If you go into this book looking for a Clark Kent origin story like Smallville, you’re going to be disappointed. This is Lois Lane’s story – her origin story – and SmallvilleGuy (presumably Clark) is only a supporting character. There’s a little bit of romance hinted at, but from Lois’s perspective, SmallvilleGuy is still a mystery man, hiding lots of secrets. So don’t expect to see action scenes of a guy flying around in tights and punching bad guys.

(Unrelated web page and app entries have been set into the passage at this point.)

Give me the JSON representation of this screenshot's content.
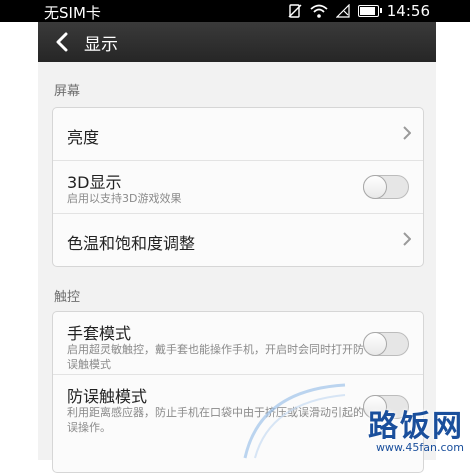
{
  "status_bar": {
    "carrier": "无SIM卡",
    "time": "14:56",
    "battery_percent": 90
  },
  "header": {
    "title": "显示",
    "back_icon": "chevron-left-icon"
  },
  "sections": [
    {
      "label": "屏幕",
      "items": [
        {
          "title": "亮度",
          "control": "chevron"
        },
        {
          "title": "3D显示",
          "subtitle": "启用以支持3D游戏效果",
          "control": "toggle",
          "on": false
        },
        {
          "title": "色温和饱和度调整",
          "control": "chevron"
        }
      ]
    },
    {
      "label": "触控",
      "items": [
        {
          "title": "手套模式",
          "subtitle": "启用超灵敏触控，戴手套也能操作手机，开启时会同时打开防误触模式",
          "control": "toggle",
          "on": false
        },
        {
          "title": "防误触模式",
          "subtitle": "利用距离感应器，防止手机在口袋中由于挤压或误滑动引起的误操作。",
          "control": "toggle",
          "on": false
        }
      ]
    }
  ],
  "watermark": {
    "logo_text": "路饭网",
    "url": "www.45fan.com"
  },
  "colors": {
    "titlebar": "#2f2f2f",
    "background": "#f2f2f2",
    "card": "#fbfbfb",
    "watermark": "#1a4f9c"
  }
}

Overall, I did really enjoy reading this. I got through it pretty quickly, and the plot is easy to follow (except where it gets science-y). If you watched Smallville, think of what an episode would look like from Chloe’s perspective. This one detail in Fallout stood out to me, and I had to share it:
[Lois is scanning the crowd in the lunchroom] "The Nerdfighter contingent would have been identifiable by the fact that half of the table was reading (or more likely re-reading) one of their favorite author's books - alternately laughing or weeping, depending how far in they were - even if a few weren't also wearing T-shirts featuring him and his brother, along with tiny video cameras for making their next vlogs beside their trays." -p 65-66
The fact that Nerdfighter is used straight up at the beginning is awesome, because the ‘favorite author’ is not mentioned by name, nor is his brother. (In case Nerdfighter is a new term for you, readers, it refers to the audience of John and Hank Green’s youtube vlog channel. Which you need to go check out immediately.) So what this all adds up to is a niche joke for Nerdfighteria. Yep, that’s what Nerdfighters mostly look like from the outside. We know this. And you know what? So does Lois. Yes, that’s right – Gwenda Bond has created a Metropolis in which Lois Lane knows who John Green is. And where Nerdfighters make up a clique in the lunchroom, which is really cool but where was that clique in my high school? I must have missed it, although to be fair Nerdfighteria hadn’t really reached full speed until somewhere around sophomore or junior year. And full heads-up bragging rights: I had a twitter convo with Gwenda Bond about this passage, which actually caught the attention of both vlogbrothers. I just about died when I saw John favorite one of the tweets. The internet is really cool sometimes.
Anyway… back to the review. For this fan of both Veronica Mars and Smallville, Lois Lane: Fallout was a really fun read. Lois as a teenager is basically what you’d expect her to be. If you’re on the fence about whether or not you’d like to read it, I’d advise you to check out these exclusive short stories which will give you a sense of how the novel feels, courtesy of the publishers.
About the Author
Gwenda Bond is the author of the young adult novels Lois Lane: Fallout and Girl on a Wire, among others. She has also written forPublishers Weekly, the Los Angeles Times, and the Washington Post, among other publications. She has an MFA in Writing from the Vermont College of Fine Arts, and lives in a hundred-year-old house in Lexington, Kentucky, with her husband, author Christopher Rowe, and their menagerie. Visit her online at www.gwendabond.com or @gwenda on twitter.
Readers, have you read Fallout? Any other Smallville fans out there?